The crying syndrome, for example, includes the area of the body from the solar plexus up, and covers the chest, head and neck areas. Physical problems in these areas are said to indicate an underlying inability to make a decision about something important to the individual. Other common problems with this syndrome are sinus problems, migraines, constriction of the throat muscles, grinding of the teeth and canker sores in the mouth.
The sexual frustration or guilt syndrome, on the other hand, affects the stomach, groin and lower back. Problems in these areas can indicate possible sexual frustration, sexual guilt, guilt about infidelity and feelings of sexual inadequacy. Physical symptoms may include stomach cramps, constipation, acid stomach, excessive menstrual cramps or bleeding, bladder infections, kidney problems or prostate problems.
Consequently, each area of the body was found to correspond to a different emotional dilemma or problem and when left unexpressed, the physical symptoms in those areas developed. Interestingly, when the related emotions were identified and finally expressed by the client and dealt with, the physical symptoms reduced and disappeared.
Other health professionals and authors such as Deepak Chopra, Caroline Myss and Judith Orloff have all written about this connection between the mind and the body as well, providing information about how different somatic symptoms correlate emotionally and how the different areas of the body express these issues. It’s like learning a foreign language, but once you understand it, your body has a whole new way to communicate and you have a way to understand it.
When we can look at our bodies not only as a tool to function, move and get things done in the world, but also as a communication device and a feedback loop, we are provided with a lot more information about what is going on internally within us and what unresolved issues and emotions we may need to look at. The symptoms don’t need to be seen as bad, but rather as an opportunity to wonder what the body is trying to express and a signal that we need to stop and pay attention. This is a good moment to pause and to take stock of what is going on in your life and the potential stressors or unexpressed feelings you may be holding in. Even if the immediate stressors can’t be removed, by taking some time to notice what’s really going on with your body, acknowledging the problem, and “listening” to it, you may already reduce some of the symptoms. Then by finding ways to “let out” the emotions, again, through things like physical exercise, journaling, talking to a friend, playing music, etc., you are honoring the emotion and providing a space for it to be expressed.
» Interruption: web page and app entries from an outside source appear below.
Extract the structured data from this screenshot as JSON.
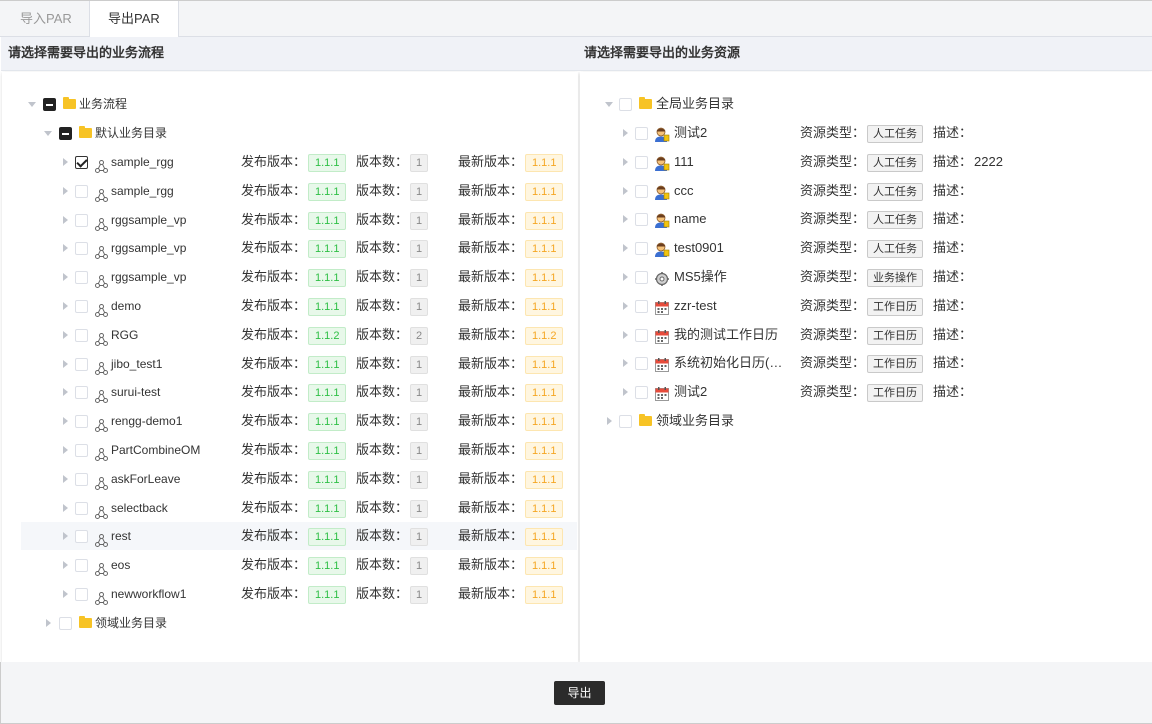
{
  "tabs": [
    {
      "label": "导入PAR",
      "active": false
    },
    {
      "label": "导出PAR",
      "active": true
    }
  ],
  "left": {
    "title": "请选择需要导出的业务流程",
    "root": {
      "label": "业务流程"
    },
    "default_dir": {
      "label": "默认业务目录"
    },
    "field_publish": "发布版本：",
    "field_count": "版本数：",
    "field_latest": "最新版本：",
    "processes": [
      {
        "name": "sample_rgg",
        "publish": "1.1.1",
        "count": "1",
        "latest": "1.1.1",
        "checked": true
      },
      {
        "name": "sample_rgg",
        "publish": "1.1.1",
        "count": "1",
        "latest": "1.1.1",
        "checked": false
      },
      {
        "name": "rggsample_vp",
        "publish": "1.1.1",
        "count": "1",
        "latest": "1.1.1",
        "checked": false
      },
      {
        "name": "rggsample_vp",
        "publish": "1.1.1",
        "count": "1",
        "latest": "1.1.1",
        "checked": false
      },
      {
        "name": "rggsample_vp",
        "publish": "1.1.1",
        "count": "1",
        "latest": "1.1.1",
        "checked": false
      },
      {
        "name": "demo",
        "publish": "1.1.1",
        "count": "1",
        "latest": "1.1.1",
        "checked": false
      },
      {
        "name": "RGG",
        "publish": "1.1.2",
        "count": "2",
        "latest": "1.1.2",
        "checked": false
      },
      {
        "name": "jibo_test1",
        "publish": "1.1.1",
        "count": "1",
        "latest": "1.1.1",
        "checked": false
      },
      {
        "name": "surui-test",
        "publish": "1.1.1",
        "count": "1",
        "latest": "1.1.1",
        "checked": false
      },
      {
        "name": "rengg-demo1",
        "publish": "1.1.1",
        "count": "1",
        "latest": "1.1.1",
        "checked": false
      },
      {
        "name": "PartCombineOM",
        "publish": "1.1.1",
        "count": "1",
        "latest": "1.1.1",
        "checked": false
      },
      {
        "name": "askForLeave",
        "publish": "1.1.1",
        "count": "1",
        "latest": "1.1.1",
        "checked": false
      },
      {
        "name": "selectback",
        "publish": "1.1.1",
        "count": "1",
        "latest": "1.1.1",
        "checked": false
      },
      {
        "name": "rest",
        "publish": "1.1.1",
        "count": "1",
        "latest": "1.1.1",
        "checked": false
      },
      {
        "name": "eos",
        "publish": "1.1.1",
        "count": "1",
        "latest": "1.1.1",
        "checked": false
      },
      {
        "name": "newworkflow1",
        "publish": "1.1.1",
        "count": "1",
        "latest": "1.1.1",
        "checked": false
      }
    ],
    "domain_dir": {
      "label": "领域业务目录"
    }
  },
  "right": {
    "title": "请选择需要导出的业务资源",
    "global_dir": {
      "label": "全局业务目录"
    },
    "field_type": "资源类型：",
    "field_desc": "描述：",
    "resources": [
      {
        "name": "测试2",
        "icon": "person-icon",
        "type": "人工任务",
        "desc": ""
      },
      {
        "name": "111",
        "icon": "person-icon",
        "type": "人工任务",
        "desc": "2222"
      },
      {
        "name": "ccc",
        "icon": "person-icon",
        "type": "人工任务",
        "desc": ""
      },
      {
        "name": "name",
        "icon": "person-icon",
        "type": "人工任务",
        "desc": ""
      },
      {
        "name": "test0901",
        "icon": "person-icon",
        "type": "人工任务",
        "desc": ""
      },
      {
        "name": "MS5操作",
        "icon": "gear-icon",
        "type": "业务操作",
        "desc": ""
      },
      {
        "name": "zzr-test",
        "icon": "calendar-icon",
        "type": "工作日历",
        "desc": ""
      },
      {
        "name": "我的测试工作日历",
        "icon": "calendar-icon",
        "type": "工作日历",
        "desc": ""
      },
      {
        "name": "系统初始化日历(…",
        "icon": "calendar-icon",
        "type": "工作日历",
        "desc": ""
      },
      {
        "name": "测试2",
        "icon": "calendar-icon",
        "type": "工作日历",
        "desc": ""
      }
    ],
    "domain_dir": {
      "label": "领域业务目录"
    }
  },
  "footer": {
    "export_label": "导出"
  },
  "colors": {
    "green": "#2ebf45",
    "yellow": "#f5a623",
    "folder": "#f7c325",
    "button": "#2b2b2b"
  }
}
The most important thing when you are experiencing a physical problem is not to ignore it. After seeing a doctor to rule out any physical causes begin to ask yourself what underlying message the body is trying to communicate to you. What feelings, emotional stressors or difficulties are you not acknowledging or expressing in your life? What emotional needs are possibly being ignored or unfulfilled? Once you have identified some of the possibilities, you can then work towards finding ways to express these emotions or needs in a healthy way. This process can be liberating and also difficult at times depending on how deep the emotion has been buried or the intensity of it. However, with the knowledge of where the real problem is coming from, you have the potential to alleviate and eliminate these psychosomatic symptoms for good.